> [BRIEF]: The full set of records is to be reproduced verbatim.

Start of EXERCISE INPUTS

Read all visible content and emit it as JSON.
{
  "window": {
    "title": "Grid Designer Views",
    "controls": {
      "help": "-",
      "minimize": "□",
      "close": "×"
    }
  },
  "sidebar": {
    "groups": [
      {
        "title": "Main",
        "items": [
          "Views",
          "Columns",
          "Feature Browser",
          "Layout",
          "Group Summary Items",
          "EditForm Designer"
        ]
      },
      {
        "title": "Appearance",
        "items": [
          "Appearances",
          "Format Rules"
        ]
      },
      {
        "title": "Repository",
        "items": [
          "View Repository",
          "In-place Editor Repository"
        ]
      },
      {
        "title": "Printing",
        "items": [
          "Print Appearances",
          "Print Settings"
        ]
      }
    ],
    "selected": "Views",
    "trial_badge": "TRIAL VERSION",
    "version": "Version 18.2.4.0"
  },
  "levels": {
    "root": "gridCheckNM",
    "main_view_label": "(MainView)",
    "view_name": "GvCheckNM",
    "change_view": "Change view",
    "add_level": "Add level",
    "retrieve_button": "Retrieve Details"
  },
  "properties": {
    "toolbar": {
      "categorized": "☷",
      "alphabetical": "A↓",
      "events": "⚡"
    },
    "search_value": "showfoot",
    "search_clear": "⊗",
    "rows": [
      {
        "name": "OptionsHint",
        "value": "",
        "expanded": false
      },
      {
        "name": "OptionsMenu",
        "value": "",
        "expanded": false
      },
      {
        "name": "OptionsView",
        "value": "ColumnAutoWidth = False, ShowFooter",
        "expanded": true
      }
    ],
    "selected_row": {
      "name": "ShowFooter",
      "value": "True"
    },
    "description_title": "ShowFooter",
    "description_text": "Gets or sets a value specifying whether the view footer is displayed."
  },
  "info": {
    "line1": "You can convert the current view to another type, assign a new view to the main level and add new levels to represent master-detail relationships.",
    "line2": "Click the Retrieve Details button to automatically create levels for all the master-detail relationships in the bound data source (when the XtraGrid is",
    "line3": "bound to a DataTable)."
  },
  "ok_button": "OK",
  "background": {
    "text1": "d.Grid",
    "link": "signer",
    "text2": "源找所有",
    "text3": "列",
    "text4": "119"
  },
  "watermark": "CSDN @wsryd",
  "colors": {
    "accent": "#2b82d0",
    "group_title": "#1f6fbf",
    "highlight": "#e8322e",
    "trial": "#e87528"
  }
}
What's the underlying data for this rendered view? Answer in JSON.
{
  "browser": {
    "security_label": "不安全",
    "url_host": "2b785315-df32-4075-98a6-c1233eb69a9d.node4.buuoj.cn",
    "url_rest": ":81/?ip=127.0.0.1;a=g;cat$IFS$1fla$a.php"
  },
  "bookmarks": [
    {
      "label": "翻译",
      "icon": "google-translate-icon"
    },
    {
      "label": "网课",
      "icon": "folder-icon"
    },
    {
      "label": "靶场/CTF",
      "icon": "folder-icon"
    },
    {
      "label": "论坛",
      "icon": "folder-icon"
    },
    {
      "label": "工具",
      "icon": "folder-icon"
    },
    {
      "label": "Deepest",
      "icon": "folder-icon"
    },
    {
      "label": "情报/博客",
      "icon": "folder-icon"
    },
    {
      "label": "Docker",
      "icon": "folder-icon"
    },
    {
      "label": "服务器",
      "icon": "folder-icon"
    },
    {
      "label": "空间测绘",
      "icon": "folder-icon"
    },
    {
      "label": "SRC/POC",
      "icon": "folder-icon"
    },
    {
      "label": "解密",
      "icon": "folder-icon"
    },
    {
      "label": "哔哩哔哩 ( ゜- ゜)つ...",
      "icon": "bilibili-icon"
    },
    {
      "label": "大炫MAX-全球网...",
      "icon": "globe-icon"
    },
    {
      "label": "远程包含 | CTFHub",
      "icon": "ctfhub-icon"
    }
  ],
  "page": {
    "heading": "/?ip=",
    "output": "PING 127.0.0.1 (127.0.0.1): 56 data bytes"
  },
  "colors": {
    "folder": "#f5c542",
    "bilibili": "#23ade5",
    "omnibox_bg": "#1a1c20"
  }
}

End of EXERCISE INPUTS

> [ANSWER BELOW]:
Read all visible content and emit it as JSON.
{
  "window": {
    "title": "Grid Designer Views",
    "controls": {
      "help": "-",
      "minimize": "□",
      "close": "×"
    }
  },
  "sidebar": {
    "groups": [
      {
        "title": "Main",
        "items": [
          "Views",
          "Columns",
          "Feature Browser",
          "Layout",
          "Group Summary Items",
          "EditForm Designer"
        ]
      },
      {
        "title": "Appearance",
        "items": [
          "Appearances",
          "Format Rules"
        ]
      },
      {
        "title": "Repository",
        "items": [
          "View Repository",
          "In-place Editor Repository"
        ]
      },
      {
        "title": "Printing",
        "items": [
          "Print Appearances",
          "Print Settings"
        ]
      }
    ],
    "selected": "Views",
    "trial_badge": "TRIAL VERSION",
    "version": "Version 18.2.4.0"
  },
  "levels": {
    "root": "gridCheckNM",
    "main_view_label": "(MainView)",
    "view_name": "GvCheckNM",
    "change_view": "Change view",
    "add_level": "Add level",
    "retrieve_button": "Retrieve Details"
  },
  "properties": {
    "toolbar": {
      "categorized": "☷",
      "alphabetical": "A↓",
      "events": "⚡"
    },
    "search_value": "showfoot",
    "search_clear": "⊗",
    "rows": [
      {
        "name": "OptionsHint",
        "value": "",
        "expanded": false
      },
      {
        "name": "OptionsMenu",
        "value": "",
        "expanded": false
      },
      {
        "name": "OptionsView",
        "value": "ColumnAutoWidth = False, ShowFooter",
        "expanded": true
      }
    ],
    "selected_row": {
      "name": "ShowFooter",
      "value": "True"
    },
    "description_title": "ShowFooter",
    "description_text": "Gets or sets a value specifying whether the view footer is displayed."
  },
  "info": {
    "line1": "You can convert the current view to another type, assign a new view to the main level and add new levels to represent master-detail relationships.",
    "line2": "Click the Retrieve Details button to automatically create levels for all the master-detail relationships in the bound data source (when the XtraGrid is",
    "line3": "bound to a DataTable)."
  },
  "ok_button": "OK",
  "background": {
    "text1": "d.Grid",
    "link": "signer",
    "text2": "源找所有",
    "text3": "列",
    "text4": "119"
  },
  "watermark": "CSDN @wsryd",
  "colors": {
    "accent": "#2b82d0",
    "group_title": "#1f6fbf",
    "highlight": "#e8322e",
    "trial": "#e87528"
  }
}
What's the underlying data for this rendered view? Answer in JSON.
{
  "browser": {
    "security_label": "不安全",
    "url_host": "2b785315-df32-4075-98a6-c1233eb69a9d.node4.buuoj.cn",
    "url_rest": ":81/?ip=127.0.0.1;a=g;cat$IFS$1fla$a.php"
  },
  "bookmarks": [
    {
      "label": "翻译",
      "icon": "google-translate-icon"
    },
    {
      "label": "网课",
      "icon": "folder-icon"
    },
    {
      "label": "靶场/CTF",
      "icon": "folder-icon"
    },
    {
      "label": "论坛",
      "icon": "folder-icon"
    },
    {
      "label": "工具",
      "icon": "folder-icon"
    },
    {
      "label": "Deepest",
      "icon": "folder-icon"
    },
    {
      "label": "情报/博客",
      "icon": "folder-icon"
    },
    {
      "label": "Docker",
      "icon": "folder-icon"
    },
    {
      "label": "服务器",
      "icon": "folder-icon"
    },
    {
      "label": "空间测绘",
      "icon": "folder-icon"
    },
    {
      "label": "SRC/POC",
      "icon": "folder-icon"
    },
    {
      "label": "解密",
      "icon": "folder-icon"
    },
    {
      "label": "哔哩哔哩 ( ゜- ゜)つ...",
      "icon": "bilibili-icon"
    },
    {
      "label": "大炫MAX-全球网...",
      "icon": "globe-icon"
    },
    {
      "label": "远程包含 | CTFHub",
      "icon": "ctfhub-icon"
    }
  ],
  "page": {
    "heading": "/?ip=",
    "output": "PING 127.0.0.1 (127.0.0.1): 56 data bytes"
  },
  "colors": {
    "folder": "#f5c542",
    "bilibili": "#23ade5",
    "omnibox_bg": "#1a1c20"
  }
}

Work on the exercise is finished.